Give it a read and follow the image at bottom to view on Amazon.com.
Friends! I had NO idea what God had in store when I was asked to lend my voice to record a new book that Thomas Nelson is releasing next month!
Initially, recording this project came from my desire to help Joshua Goggans, a friend-of-a-friend. But what an unexpected gift from God!
[Many of you are aware of my passion for “justice” ministry and building bridges across social divides. I felt so strongly about OUR obligation to build relationships rather than joining weekend teams that blow in and out of town, checking off our “outreach scorecards,” that several years ago I began writing “Don’t Dry Their Tears. Kiss Them. called to compassion.” My prayer was to inspire and mobilize people to live life intentionally, serving others and “pouring it all out” for the sake of Christ.]

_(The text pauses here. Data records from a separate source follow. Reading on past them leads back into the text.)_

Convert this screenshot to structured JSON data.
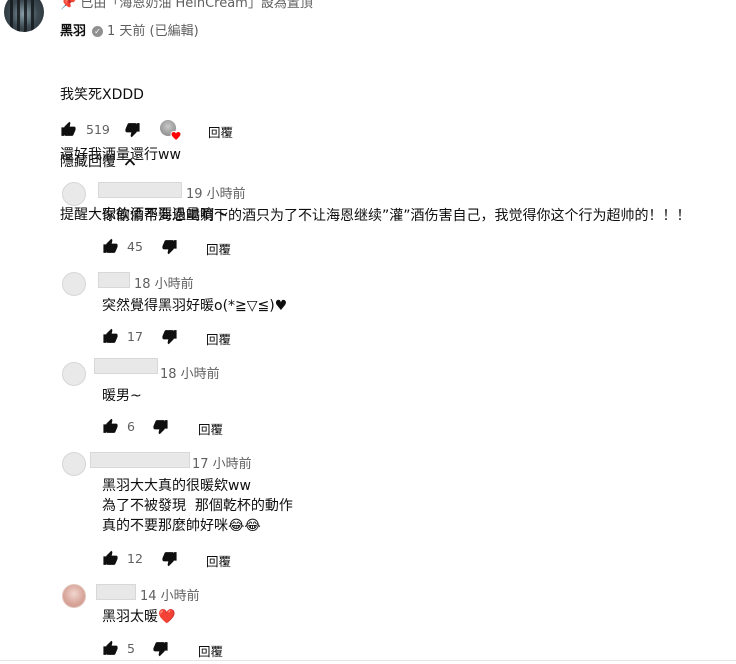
{
  "pinned_text": "已由「海恩奶油 HeinCream」設為置頂",
  "main_comment": {
    "author": "黑羽",
    "time": "1 天前 (已編輯)",
    "lines": [
      "我笑死XDDD",
      "還好我酒量還行ww",
      "提醒大家飲酒不要過量唷～"
    ],
    "likes": "519",
    "reply_label": "回覆"
  },
  "hide_replies_label": "隱藏回覆",
  "replies": [
    {
      "time": "19 小時前",
      "text": "你偷偷帮海恩喝剩下的酒只为了不让海恩继续”灌”酒伤害自己，我觉得你这个行为超帅的！！！",
      "likes": "45",
      "reply_label": "回覆"
    },
    {
      "time": "18 小時前",
      "text": "突然覺得黑羽好暖o(*≧▽≦)♥",
      "likes": "17",
      "reply_label": "回覆"
    },
    {
      "time": "18 小時前",
      "text": "暖男~",
      "likes": "6",
      "reply_label": "回覆"
    },
    {
      "time": "17 小時前",
      "text": "黑羽大大真的很暖欸ww\n為了不被發現  那個乾杯的動作\n真的不要那麼帥好咪😂😂",
      "likes": "12",
      "reply_label": "回覆"
    },
    {
      "time": "14 小時前",
      "text": "黑羽太暖❤️",
      "likes": "5",
      "reply_label": "回覆"
    }
  ],
  "colors": {
    "secondary_text": "#606060",
    "primary_text": "#0f0f0f",
    "heart": "#ff0000"
  }
}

Well, today we finished recording and my heart is Full, and yet very much at rest. This IS the message…Nearly all that was in my heart has been harolded loud and clear in this manuscript.
I haven’t yet met Pastor Wytsma, but I can tell you that this work is balanced, backed-up, bold, and gets to the heart of the matter! I promise you-it is Imparative for you to read and share. I have ZERO material incentive to say this, but please hear me: pre-order, purchase, and buy a second as a gift for someone! And if you want me to read it to you, buy the audio version!

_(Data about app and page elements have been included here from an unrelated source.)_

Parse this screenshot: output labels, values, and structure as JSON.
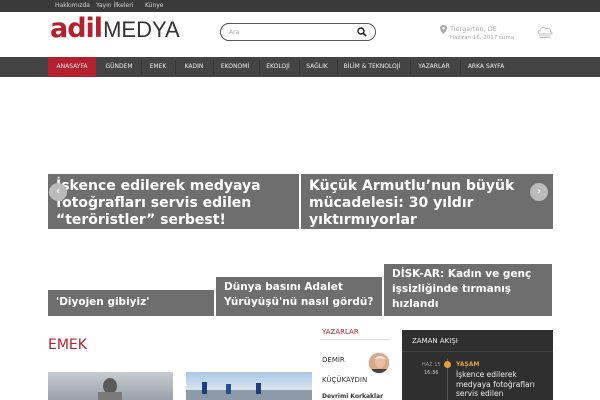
{
  "topbar": {
    "links": [
      "Hakkımızda",
      "Yayın İlkeleri",
      "Künye"
    ]
  },
  "logo": {
    "part1": "adil",
    "part2": "MEDYA"
  },
  "search": {
    "placeholder": "Ara"
  },
  "weather": {
    "location": "Tiergarten, DE",
    "date": "Haziran 16, 2017 cuma"
  },
  "nav": {
    "items": [
      "ANASAYFA",
      "GÜNDEM",
      "EMEK",
      "KADIN",
      "EKONOMİ",
      "EKOLOJİ",
      "SAĞLIK",
      "BİLİM & TEKNOLOJİ",
      "YAZARLAR",
      "ARKA SAYFA"
    ]
  },
  "slider": {
    "captions": [
      "İşkence edilerek medyaya fotoğrafları servis edilen “teröristler” serbest!",
      "Küçük Armutlu’nun büyük mücadelesi: 30 yıldır yıktırmıyorlar"
    ],
    "prev": "‹",
    "next": "›"
  },
  "cards": [
    "'Diyojen gibiyiz'",
    "Dünya basını Adalet Yürüyüşü'nü nasıl gördü?",
    "DİSK-AR: Kadın ve genç işsizliğinde tırmanış hızlandı"
  ],
  "section": {
    "title": "EMEK"
  },
  "authors": {
    "title": "YAZARLAR",
    "first_name": "DEMİR",
    "last_name": "KÜÇÜKAYDIN",
    "article": "Devrimi Korkaklar"
  },
  "timeline": {
    "title": "ZAMAN AKIŞI",
    "month": "HAZ 15",
    "time": "16:36",
    "category": "YAŞAM",
    "text": "İşkence edilerek medyaya fotoğrafları servis edilen \"teröristler\" serbest!"
  },
  "colors": {
    "accent": "#b5202e",
    "nav_bg": "#444444",
    "timeline_bg": "#2f2f2f",
    "timeline_accent": "#e0a43a"
  }
}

May God inspire a deep work in your heart.
His Peace+ Peter
Click on the image below to hear the recent interview with FUEL RADIO on Pursuing Justice: The Call to Live and Die for Bigger Things.
I just received the Advanced Readers Copies of Pursuing Justice.
The book is set for a February 12th Publication Date.
Writing a book is the biggest and longest sustained task I’ve done in as long as I can remember. (I’m dreading ramping back up this Spring for the second manuscript!)
If you’re a blogger or writer willing to do a review of the book for when it releases, let me know and I’d be happy to get you one of the readers copies!
Just e-mail me at ken (at) antiochchurch.org